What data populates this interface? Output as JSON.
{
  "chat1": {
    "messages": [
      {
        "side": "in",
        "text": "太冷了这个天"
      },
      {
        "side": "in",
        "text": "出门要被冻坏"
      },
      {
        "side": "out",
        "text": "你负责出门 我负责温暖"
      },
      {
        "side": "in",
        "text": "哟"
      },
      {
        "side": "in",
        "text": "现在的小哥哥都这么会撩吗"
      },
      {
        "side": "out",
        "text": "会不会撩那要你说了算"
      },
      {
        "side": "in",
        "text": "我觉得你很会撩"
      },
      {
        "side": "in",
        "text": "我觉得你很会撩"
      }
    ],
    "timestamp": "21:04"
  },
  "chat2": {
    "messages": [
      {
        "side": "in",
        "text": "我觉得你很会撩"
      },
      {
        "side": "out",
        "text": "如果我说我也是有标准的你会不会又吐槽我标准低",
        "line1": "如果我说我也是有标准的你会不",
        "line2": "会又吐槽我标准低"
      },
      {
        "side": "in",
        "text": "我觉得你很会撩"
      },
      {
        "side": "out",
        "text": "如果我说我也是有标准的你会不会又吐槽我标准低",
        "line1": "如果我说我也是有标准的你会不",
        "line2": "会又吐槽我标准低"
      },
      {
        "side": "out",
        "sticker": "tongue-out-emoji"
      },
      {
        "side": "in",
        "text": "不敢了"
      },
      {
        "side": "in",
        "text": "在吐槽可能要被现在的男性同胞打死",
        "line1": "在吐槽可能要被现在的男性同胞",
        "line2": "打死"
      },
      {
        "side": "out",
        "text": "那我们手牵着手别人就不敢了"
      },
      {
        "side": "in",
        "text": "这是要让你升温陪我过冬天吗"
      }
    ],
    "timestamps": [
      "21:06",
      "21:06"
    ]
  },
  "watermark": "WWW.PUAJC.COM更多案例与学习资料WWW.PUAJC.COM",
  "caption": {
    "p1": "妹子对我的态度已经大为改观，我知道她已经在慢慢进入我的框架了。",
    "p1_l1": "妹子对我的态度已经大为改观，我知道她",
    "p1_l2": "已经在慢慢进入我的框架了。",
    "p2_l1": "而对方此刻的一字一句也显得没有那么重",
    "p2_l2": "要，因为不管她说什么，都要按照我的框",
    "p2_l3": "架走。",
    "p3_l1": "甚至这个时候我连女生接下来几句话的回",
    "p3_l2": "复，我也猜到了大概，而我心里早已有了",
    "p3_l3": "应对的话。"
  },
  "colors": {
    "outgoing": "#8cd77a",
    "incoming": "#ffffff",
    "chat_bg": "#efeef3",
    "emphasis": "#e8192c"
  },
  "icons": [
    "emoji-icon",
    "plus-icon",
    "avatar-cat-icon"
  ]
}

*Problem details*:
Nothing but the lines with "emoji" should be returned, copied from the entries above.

*Your solution*:
        "sticker": "tongue-out-emoji"
    "emoji-icon",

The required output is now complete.